PRIEBUS' CENTRAL TAKE: "Certainly they made the difference. We live in a hyper-polarized country right now where people are in their corners more than ever before. You have states like Wisconsin where you've got polling at 48-48 with just 4% in the middle, and the parties are spending almost $300 million fighting over 80,000 people, so when you have that little slice in the middle, I think the Democrats just throttled us in university towns and did a good job on wedge issues. It only takes a little bit to win. And I think they did a good job of it…"



BOXER'S CENTRAL TAKE: "Nancy Pelosi is extraordinary. I don't think there's ever been a speaker in history, because I've done some reading and I was in the House for ten years, never really a speaker who could get so much done with such a small majority. You know, just sometimes a few people. That meant she had to persuade everybody. So she had to get people who were very diverse in their thinking, you know, from pretty far-left to center to a little right of center to agree on legislation…"

FAVREAU’S CENTRAL TAKE: "I think she's the most effective speaker of the House in American history. I think the sheer amount of legislation she has been able to shepherd through Congress, it's just unbelievable being able to keep a caucus together like that. She is a master tactician. She's a master legislator. And I think generations will look back at her, not just as like the first woman speaker in the history that that's made, but just the greatest speaker of all time…"

CARVILLE’S CENTRAL TAKE: "Maybe the greatest congressional leader of all time? I'm serious. Certainly of my lifetime. I mean, the idea that she ran that House for a four-vote majority... you're gonna start seeing a hundred pieces saying, 'where's the Republicans to Nancy Pelosi?' I tell you one thing, I know Nancy Pelosi and I know Kevin McCarthy, and Kevin McCarthy is no Nancy Pelosi…"

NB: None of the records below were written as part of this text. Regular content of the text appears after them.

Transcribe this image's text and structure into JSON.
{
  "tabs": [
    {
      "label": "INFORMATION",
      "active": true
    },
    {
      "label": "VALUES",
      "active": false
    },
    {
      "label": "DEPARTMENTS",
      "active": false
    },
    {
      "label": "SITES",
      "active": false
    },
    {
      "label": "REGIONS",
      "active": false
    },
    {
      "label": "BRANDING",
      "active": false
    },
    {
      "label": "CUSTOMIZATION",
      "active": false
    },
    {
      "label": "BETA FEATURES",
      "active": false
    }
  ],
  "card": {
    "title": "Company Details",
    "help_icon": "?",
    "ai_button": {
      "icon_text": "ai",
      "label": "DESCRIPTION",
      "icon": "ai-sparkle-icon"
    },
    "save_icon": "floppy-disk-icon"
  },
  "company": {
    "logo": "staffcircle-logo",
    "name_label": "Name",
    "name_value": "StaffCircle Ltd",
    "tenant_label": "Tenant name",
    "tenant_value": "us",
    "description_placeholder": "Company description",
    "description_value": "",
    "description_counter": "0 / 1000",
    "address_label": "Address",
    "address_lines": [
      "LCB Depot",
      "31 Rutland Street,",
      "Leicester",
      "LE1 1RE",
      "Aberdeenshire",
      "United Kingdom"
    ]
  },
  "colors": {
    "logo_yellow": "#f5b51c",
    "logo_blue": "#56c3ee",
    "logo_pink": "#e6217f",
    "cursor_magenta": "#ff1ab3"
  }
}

SHRUM’S CENTRAL TAKE: "We can come together in civil disagreement. We may disagree about why things happen. We may disagree about what we want for the country. But we can do it in a way where we respect each other and we respect the truth, which is what we're trying to do here at the Center for the Political Future…"

SHRUM’S CENTRAL TAKE: "It's possible to have fierce opponents, but they don't have to be your enemies. It's not 'I'm right. You're evil. So I have to destroy you.' It's, 'I'm right, you're wrong, ;et's have a fair fight about it.' You know, I always joke, being from Michigan, that after the Michigan-Ohio football game, we don't burn the stadium down and kill everybody. We train for the next game. We got to bring that back to politics. Common set of facts, strong disagreements and debates, but not enemies, not destruction, not hate that tears the country apart, because I don't know about you, I'm a little old to learn Chinese. I'd like America to stay number one, and this is not how we do it, tearing ourselves apart…"


The Issue Is: with Elex Michaelson is California's only statewide political show. For showtimes and more information, go to TheIssueIsShow.com.